While it’s natural for almost anyone to get a bit nervous when speaking in public, stumbling over a few words while giving a keynote address or losing your train of thought during a toast wouldn’t signify the end of the world. If you were the King of England in 1939, however, disappointing an entire nation at the brink of war was a definite possibility. No pressure, right?
Directed by Tom Hooper (The Damned United) from a script by 73-year-old screenwriter David Seidler (a former stutterer himself), The King’s Speech tells the little-known true story of King George VI (Colin Firth), known as “Bertie” by his family and friends, and his battle with a debilitating speech impediment that causes him to panic and freeze up every time he stands in front of a microphone.
The film opens in 1925 when our tongue-tied protagonist is about to deliver a major speech as the Duke of York during the British Empire Exhibition at Wembley. The scene becomes more and more devastating as a terrified Bertie — with speech in hand — opens his mouth and is unable to string two words together without his stammer reverberating through the stadium speakers. Painful as it is to witness, Bertie’s weakness is clearly evident through these awkward moments of silence.

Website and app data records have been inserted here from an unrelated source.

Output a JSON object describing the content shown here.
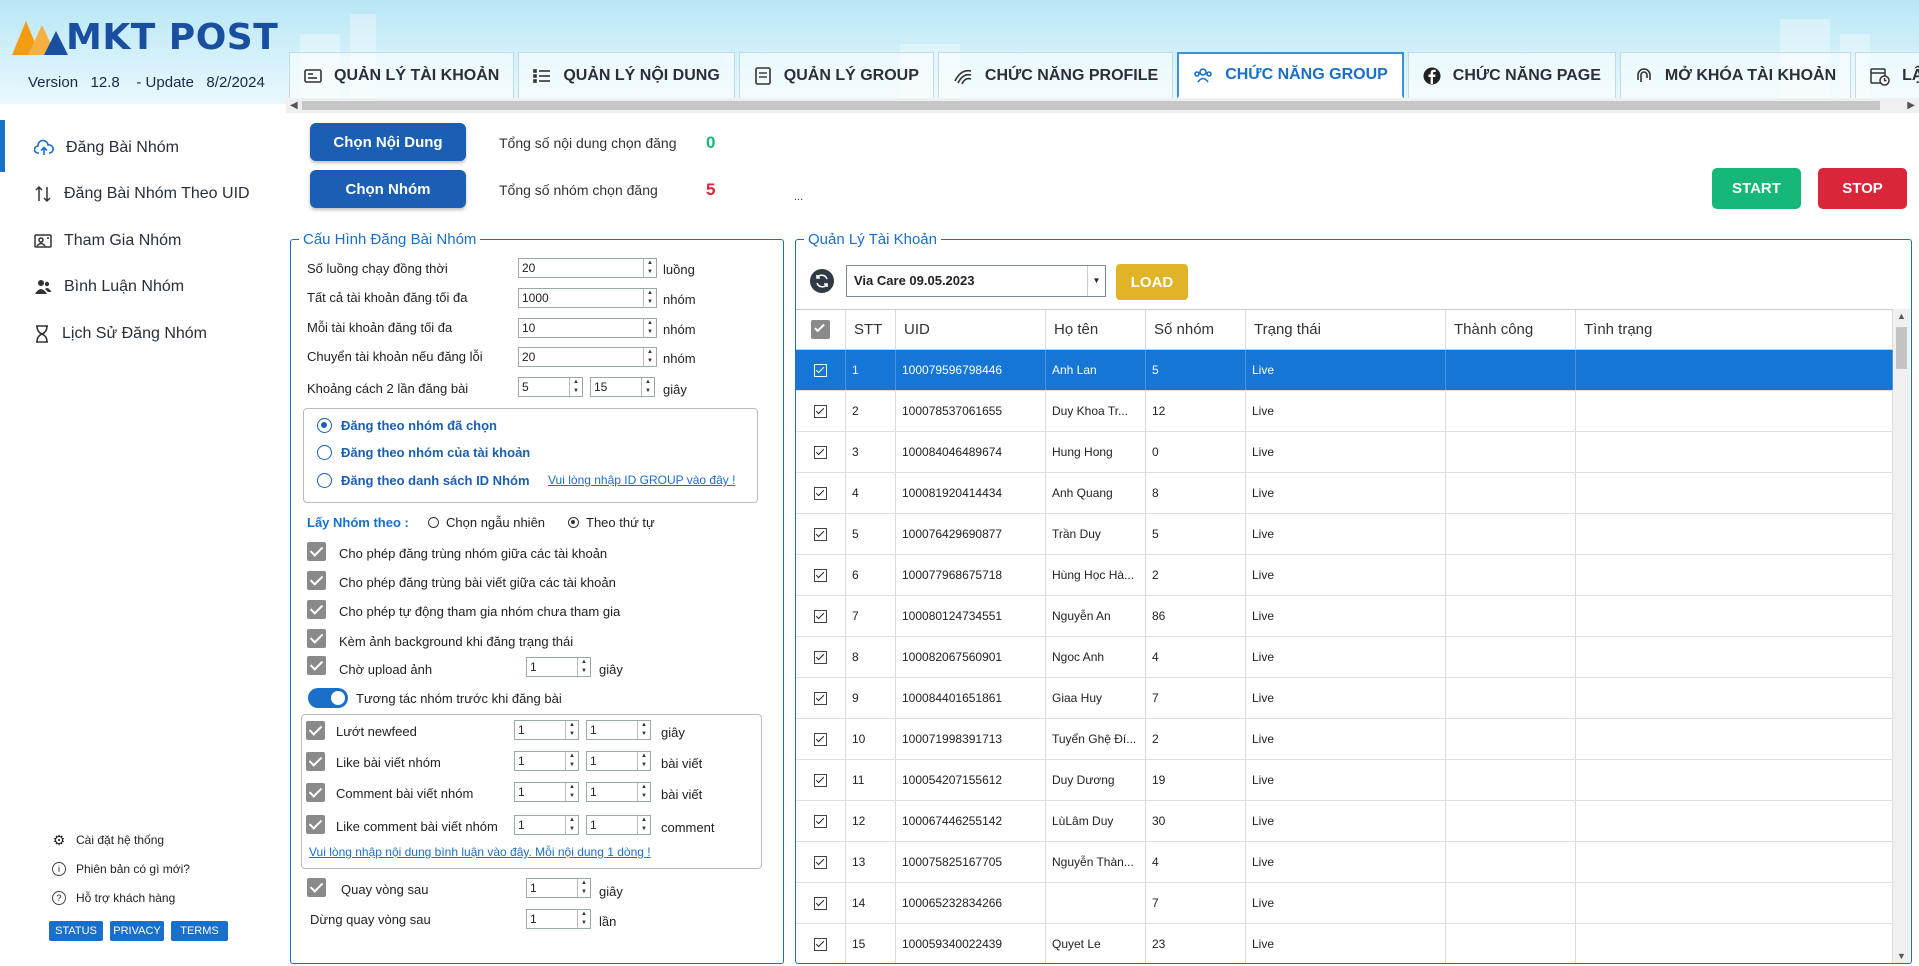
{
  "header": {
    "logo_text": "MKT POST",
    "version_text": "Version   12.8    - Update   8/2/2024",
    "tabs": [
      {
        "label": "QUẢN LÝ TÀI KHOẢN"
      },
      {
        "label": "QUẢN LÝ NỘI DUNG"
      },
      {
        "label": "QUẢN LÝ GROUP"
      },
      {
        "label": "CHỨC NĂNG PROFILE"
      },
      {
        "label": "CHỨC NĂNG GROUP"
      },
      {
        "label": "CHỨC NĂNG PAGE"
      },
      {
        "label": "MỞ KHÓA TÀI KHOẢN"
      },
      {
        "label": "LẬP LỊCH"
      }
    ],
    "active_tab": "CHỨC NĂNG GROUP"
  },
  "sidebar": {
    "items": [
      {
        "label": "Đăng Bài Nhóm",
        "icon": "cloud-upload-icon"
      },
      {
        "label": "Đăng Bài Nhóm Theo UID",
        "icon": "sort-arrows-icon"
      },
      {
        "label": "Tham Gia Nhóm",
        "icon": "join-group-icon"
      },
      {
        "label": "Bình Luận Nhóm",
        "icon": "users-icon"
      },
      {
        "label": "Lịch Sử Đăng Nhóm",
        "icon": "hourglass-icon"
      }
    ],
    "footer": {
      "settings": "Cài đặt hệ thống",
      "whats_new": "Phiên bản có gì mới?",
      "support": "Hỗ trợ khách hàng",
      "badges": [
        "STATUS",
        "PRIVACY",
        "TERMS"
      ]
    }
  },
  "toolbar": {
    "choose_content": "Chọn Nội Dung",
    "choose_group": "Chọn Nhóm",
    "total_content_label": "Tổng số nội dung chọn đăng",
    "total_content_value": "0",
    "total_group_label": "Tổng số nhóm chọn đăng",
    "total_group_value": "5",
    "ellipsis": "...",
    "start": "START",
    "stop": "STOP",
    "colors": {
      "start": "#16b877",
      "stop": "#d9263a",
      "accent": "#1a6fc9"
    }
  },
  "config": {
    "title": "Cấu Hình Đăng Bài Nhóm",
    "fields": [
      {
        "label": "Số luồng chạy đồng thời",
        "value": "20",
        "unit": "luồng"
      },
      {
        "label": "Tất cả tài khoản đăng tối đa",
        "value": "1000",
        "unit": "nhóm"
      },
      {
        "label": "Mỗi tài khoản đăng tối đa",
        "value": "10",
        "unit": "nhóm"
      },
      {
        "label": "Chuyển tài khoản nếu đăng lỗi",
        "value": "20",
        "unit": "nhóm"
      }
    ],
    "interval": {
      "label": "Khoảng cách 2 lần đăng bài",
      "from": "5",
      "to": "15",
      "unit": "giây"
    },
    "post_modes": [
      {
        "label": "Đăng theo nhóm đã chọn",
        "selected": true
      },
      {
        "label": "Đăng theo nhóm của tài khoản",
        "selected": false
      },
      {
        "label": "Đăng theo danh sách ID Nhóm",
        "selected": false
      }
    ],
    "id_group_link": "Vui lòng nhập ID GROUP vào đây !",
    "order_label": "Lấy Nhóm theo :",
    "order_random": "Chọn ngẫu nhiên",
    "order_sequential": "Theo thứ tự",
    "checks": [
      {
        "label": "Cho phép đăng trùng nhóm giữa các tài khoản",
        "checked": true
      },
      {
        "label": "Cho phép đăng trùng bài viết giữa các tài khoản",
        "checked": true
      },
      {
        "label": "Cho phép tự động tham gia nhóm chưa tham gia",
        "checked": true
      },
      {
        "label": "Kèm ảnh background khi đăng trạng thái",
        "checked": true
      }
    ],
    "upload_wait": {
      "label": "Chờ upload ảnh",
      "value": "1",
      "unit": "giây"
    },
    "interact_toggle_label": "Tương tác nhóm trước khi đăng bài",
    "interactions": [
      {
        "label": "Lướt newfeed",
        "from": "1",
        "to": "1",
        "unit": "giây"
      },
      {
        "label": "Like bài viết nhóm",
        "from": "1",
        "to": "1",
        "unit": "bài viết"
      },
      {
        "label": "Comment bài viết nhóm",
        "from": "1",
        "to": "1",
        "unit": "bài viết"
      },
      {
        "label": "Like comment bài viết nhóm",
        "from": "1",
        "to": "1",
        "unit": "comment"
      }
    ],
    "comment_link": "Vui lòng nhập nội dung bình luận vào đây. Mỗi nội dung 1 dòng !",
    "loop_after": {
      "label": "Quay vòng sau",
      "value": "1",
      "unit": "giây"
    },
    "stop_loop": {
      "label": "Dừng quay vòng sau",
      "value": "1",
      "unit": "lần"
    }
  },
  "accounts": {
    "title": "Quản Lý Tài Khoản",
    "selected_file": "Via Care 09.05.2023",
    "load": "LOAD",
    "columns": [
      "STT",
      "UID",
      "Họ tên",
      "Số nhóm",
      "Trạng thái",
      "Thành công",
      "Tình trạng"
    ],
    "rows": [
      {
        "stt": "1",
        "uid": "100079596798446",
        "name": "Anh Lan",
        "groups": "5",
        "status": "Live"
      },
      {
        "stt": "2",
        "uid": "100078537061655",
        "name": "Duy Khoa Tr...",
        "groups": "12",
        "status": "Live"
      },
      {
        "stt": "3",
        "uid": "100084046489674",
        "name": "Hung Hong",
        "groups": "0",
        "status": "Live"
      },
      {
        "stt": "4",
        "uid": "100081920414434",
        "name": "Anh Quang",
        "groups": "8",
        "status": "Live"
      },
      {
        "stt": "5",
        "uid": "100076429690877",
        "name": "Trần Duy",
        "groups": "5",
        "status": "Live"
      },
      {
        "stt": "6",
        "uid": "100077968675718",
        "name": "Hùng Học Hà...",
        "groups": "2",
        "status": "Live"
      },
      {
        "stt": "7",
        "uid": "100080124734551",
        "name": "Nguyễn An",
        "groups": "86",
        "status": "Live"
      },
      {
        "stt": "8",
        "uid": "100082067560901",
        "name": "Ngoc Anh",
        "groups": "4",
        "status": "Live"
      },
      {
        "stt": "9",
        "uid": "100084401651861",
        "name": "Giaa Huy",
        "groups": "7",
        "status": "Live"
      },
      {
        "stt": "10",
        "uid": "100071998391713",
        "name": "Tuyển Ghệ Đí...",
        "groups": "2",
        "status": "Live"
      },
      {
        "stt": "11",
        "uid": "100054207155612",
        "name": "Duy Dương",
        "groups": "19",
        "status": "Live"
      },
      {
        "stt": "12",
        "uid": "100067446255142",
        "name": "LùLâm Duy",
        "groups": "30",
        "status": "Live"
      },
      {
        "stt": "13",
        "uid": "100075825167705",
        "name": "Nguyễn Thàn...",
        "groups": "4",
        "status": "Live"
      },
      {
        "stt": "14",
        "uid": "100065232834266",
        "name": "",
        "groups": "7",
        "status": "Live"
      },
      {
        "stt": "15",
        "uid": "100059340022439",
        "name": "Quyet Le",
        "groups": "23",
        "status": "Live"
      }
    ]
  }
}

Unable to overcome his stutter despite ongoing vocal treatments (one of his doctors encourages him to smoke because it “calms the nerves and gives you confidence”), Bertie’s supportive wife Elizabeth (Helena Bonham Carter) sets up a meeting with Lionel Logue (Geoffrey Rush), an Aussie-born speech therapist and amateur actor whose unorthodox techniques don’t initially impress the duke.
But with Adolf Hitler and Joseph Stalin looming in the east, the monarchy needs someone confident enough to speak to the masses. Although Bertie is not meant to be the next king, the responsibility is transferred to him when his older brother David (Guy Pearce ), who holds the title of King Edward VIII for less than a year, shocks the House of Windsor when he renounces the throne so he can marry a twice-divorced American socialite.
With all of Britain watching, The King’s Speech builds toward King George VI’s first wartime radio broadcast to the nation. As the ineloquent king, Firth is simply mesmerizing, as is the rest of the talented cast who bring to life this fascinating footnote in British history. Charming, humorous, and engaging throughout, The King’s Speech is easily one of the best films of the year.